America's Property Tax Advisor

California Change of Ownership Statements are Crucial

BY SCOTT DONALD, IRVINE, JULY 2021

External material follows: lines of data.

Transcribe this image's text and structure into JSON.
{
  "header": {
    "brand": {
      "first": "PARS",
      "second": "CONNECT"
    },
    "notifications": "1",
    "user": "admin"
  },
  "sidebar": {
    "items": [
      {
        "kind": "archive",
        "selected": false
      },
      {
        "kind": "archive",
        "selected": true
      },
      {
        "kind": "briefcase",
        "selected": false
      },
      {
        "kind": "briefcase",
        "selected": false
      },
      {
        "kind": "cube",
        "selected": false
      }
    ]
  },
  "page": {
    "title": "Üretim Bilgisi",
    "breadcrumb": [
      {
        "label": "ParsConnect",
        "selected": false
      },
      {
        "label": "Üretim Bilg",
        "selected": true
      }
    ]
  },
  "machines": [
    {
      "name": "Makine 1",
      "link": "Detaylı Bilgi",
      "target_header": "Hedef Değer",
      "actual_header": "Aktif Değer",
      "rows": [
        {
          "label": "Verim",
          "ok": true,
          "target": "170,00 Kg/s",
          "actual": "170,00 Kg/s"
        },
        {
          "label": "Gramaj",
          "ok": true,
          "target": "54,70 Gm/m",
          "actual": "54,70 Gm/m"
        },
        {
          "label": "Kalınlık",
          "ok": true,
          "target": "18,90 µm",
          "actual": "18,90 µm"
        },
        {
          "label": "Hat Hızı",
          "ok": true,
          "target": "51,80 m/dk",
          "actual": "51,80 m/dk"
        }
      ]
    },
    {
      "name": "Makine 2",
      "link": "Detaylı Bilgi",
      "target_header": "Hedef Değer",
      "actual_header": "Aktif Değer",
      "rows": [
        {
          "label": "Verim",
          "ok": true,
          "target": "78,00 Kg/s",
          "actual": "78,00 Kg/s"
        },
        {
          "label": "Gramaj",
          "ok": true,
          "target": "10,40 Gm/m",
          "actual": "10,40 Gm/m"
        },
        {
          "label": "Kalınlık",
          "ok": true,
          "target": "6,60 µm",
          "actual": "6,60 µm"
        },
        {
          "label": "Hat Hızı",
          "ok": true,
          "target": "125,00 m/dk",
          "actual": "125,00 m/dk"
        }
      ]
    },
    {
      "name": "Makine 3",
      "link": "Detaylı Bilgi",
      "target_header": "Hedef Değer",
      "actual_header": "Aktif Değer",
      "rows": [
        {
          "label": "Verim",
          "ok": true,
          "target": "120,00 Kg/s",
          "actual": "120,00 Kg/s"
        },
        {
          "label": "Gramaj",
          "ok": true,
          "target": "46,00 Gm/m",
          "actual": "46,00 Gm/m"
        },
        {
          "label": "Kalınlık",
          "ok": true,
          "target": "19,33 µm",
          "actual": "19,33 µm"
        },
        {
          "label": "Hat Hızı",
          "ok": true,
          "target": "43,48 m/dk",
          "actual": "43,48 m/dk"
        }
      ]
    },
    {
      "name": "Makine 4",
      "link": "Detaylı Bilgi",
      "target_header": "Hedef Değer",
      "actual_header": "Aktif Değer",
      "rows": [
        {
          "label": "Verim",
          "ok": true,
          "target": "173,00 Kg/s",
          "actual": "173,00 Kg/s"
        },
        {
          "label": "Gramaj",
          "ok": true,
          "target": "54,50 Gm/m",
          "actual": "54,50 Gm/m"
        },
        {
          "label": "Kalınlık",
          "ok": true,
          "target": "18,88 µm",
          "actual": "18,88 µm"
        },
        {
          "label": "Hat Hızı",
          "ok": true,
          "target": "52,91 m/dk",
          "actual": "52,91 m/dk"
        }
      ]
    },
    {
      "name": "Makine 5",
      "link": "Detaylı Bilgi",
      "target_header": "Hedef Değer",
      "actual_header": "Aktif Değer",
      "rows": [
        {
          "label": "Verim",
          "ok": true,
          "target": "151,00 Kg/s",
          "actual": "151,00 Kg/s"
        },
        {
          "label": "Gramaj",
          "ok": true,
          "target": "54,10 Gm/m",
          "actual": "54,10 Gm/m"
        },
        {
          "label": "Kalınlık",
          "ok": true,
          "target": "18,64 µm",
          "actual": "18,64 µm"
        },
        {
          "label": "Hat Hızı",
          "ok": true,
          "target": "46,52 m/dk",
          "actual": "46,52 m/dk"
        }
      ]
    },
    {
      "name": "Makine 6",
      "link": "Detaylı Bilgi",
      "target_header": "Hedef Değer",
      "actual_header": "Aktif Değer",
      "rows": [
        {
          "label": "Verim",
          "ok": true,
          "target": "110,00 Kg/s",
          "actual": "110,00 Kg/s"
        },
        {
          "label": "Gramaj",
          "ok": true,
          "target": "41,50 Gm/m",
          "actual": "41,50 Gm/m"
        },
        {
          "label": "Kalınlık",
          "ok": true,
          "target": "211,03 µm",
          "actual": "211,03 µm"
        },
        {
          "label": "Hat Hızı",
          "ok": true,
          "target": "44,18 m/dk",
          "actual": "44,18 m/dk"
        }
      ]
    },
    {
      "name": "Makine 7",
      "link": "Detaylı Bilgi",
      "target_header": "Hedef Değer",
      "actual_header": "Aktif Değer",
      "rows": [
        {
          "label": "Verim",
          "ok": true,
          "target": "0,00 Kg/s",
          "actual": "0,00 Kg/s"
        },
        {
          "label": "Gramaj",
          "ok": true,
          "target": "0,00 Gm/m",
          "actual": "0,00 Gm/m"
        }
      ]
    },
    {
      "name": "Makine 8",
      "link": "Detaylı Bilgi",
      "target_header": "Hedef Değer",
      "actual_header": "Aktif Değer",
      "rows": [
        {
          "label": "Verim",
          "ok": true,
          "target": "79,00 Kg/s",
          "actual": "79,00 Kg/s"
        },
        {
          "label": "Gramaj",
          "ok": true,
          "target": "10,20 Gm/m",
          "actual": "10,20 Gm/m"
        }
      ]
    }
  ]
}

The importance of filing a Change of Ownership Statement (COS) was highlighted in two appellate court rulings in California.

 

Failure to file can have significant ramifications including losing the burden of proof on a personal property purchase price and facing a real property assessment that results in back taxes.

 

Purchase Price Presumption Not Applied

 

In HGST, Inc. v. County of Santa Clara HGST, Inc. filed an action seeking a refund for business property taxes. HGST bought the property from IBM for $2.4 billion in 2002. The property primarily consists of fixtures, machinery, and equipment for the manufacturing of hard disk drives.

 

When transactions involve property other than real property, taxpayers are required to provide a COS with certain prescribed information. Failure to provide this statement results in the elimination of the purchase price presumption. HGST argued that, although it did not provide any form setting forth a change in ownership statement, it provided the underlying information.

 

The trial court ruled, “Although HGST claims that the Purchase Price Presumption is applicable, it failed to offer into evidence that in the Change in Ownership Statement. Given this failure of proof, the Purchase Price Presumption is not applicable as a matter of law.”

 

Escape Assessment May be Levied

 

When counties reassess real property based on a triggering event that occurred prior to the current assessment year, the assessor has the authority to levy retroactive assessments to recapture any under-taxation due to a change in ownership.

 

In Prang v. Los Angeles County Assessment Appeals Board No. 2, Assessor Jeffrey Prang petitioned for a writ of administrative mandate challenging a four-year limitations period for determining escape assessments in a change in ownership.

 

The Downey Landing Shopping Center merged with Downey Landing SPE, LLC. The merger was ultimately determined to have effected a change in ownership. Downey recorded a Certificate of Merger with the county but did not file a COS with the State Board of Equalization.

 

The 5th Appellate court affirmed that if taxpayer who acquired a legal entity recorded a document with less than all of the information required, then the filing requirement was not satisfied and the assessor may levy escape assessments back to the year of the change in ownership. The total for the escape assessments on the shopping center parcels totaled $16,014,000.